  3. ^ "Pro-Khalistan slogans raised at Golden Temple". Thaindian.com. Retrieved 9 August 2009. 
  4. ^ Immigration and Refugee Board of Canada. "India: Whether members of the Akali Dal (Mann) / Akali Dal (Amritsar) party are harassed and arrested for participating in party gatherings, for publicly complaining about the treatment of Sikhs by Indian authorities or for calling for the creation of Khalistan (separate homeland for Sikhs); whether police regard members of the Akali Dal (Mann) party with suspicion and monitor them for signs of any links with terrorism (2005–2008) (15 April 2008, IND102547.E)". UNHCR. Retrieved 9 August 2009. 
  5. ^ "Rediff on the NeT: The Rediff Election Interview/ Simranjit Singh Mann". Rediff.com. 26 October 1999. Retrieved 9 August 2009. 
  6. ^ India (27 September 2014). "Book review: Stolen Years – A Memoir of Simranjit Singh Mann's Imprisonment". The Indian Express. Retrieved 21 October 2015. 
  7. ^ "Ace shooter & MP. Who is this?". Rediff.com. Retrieved 9 August 2009. 
  8. ^ "The Tribune, Chandigarh, India – mad". Tribuneindia.com. Retrieved 9 August 2009. 
  9. ^ 2 February 2003 at 0000 hrs IST (2 February 2003). "Mandarins who rule Punjab". Indianexpress.com. Retrieved 9 August 2009. 
  10. ^ "The Tribune, Chandigarh, India – Punjab". Tribuneindia.com. Retrieved 9 August 2009. 
  11. ^ "SAD(Amritsar) leaders level serious allegations on Daljit Singh Bittu". PunjabNewsline.com. 30 November 2007. Retrieved 9 August 2009. 
  12. ^ "It's from father to son in Punjab". rediff.com. 9 February 2002. Retrieved 9 August 2009. 
  13. ^ "Mann resigns from party after defeat in Punjab elections". PunjabNewsline.com. 1 March 2007. Retrieved 9 August 2009. 

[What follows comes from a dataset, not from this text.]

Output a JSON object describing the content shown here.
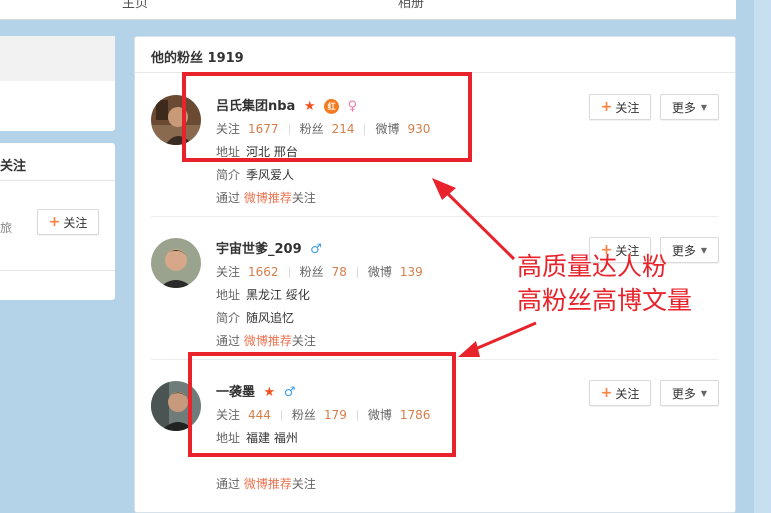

  14. ^ United Nations High Commissioner for Refugees. "United Nations". Unhcr.org. Retrieved 9 August 2009.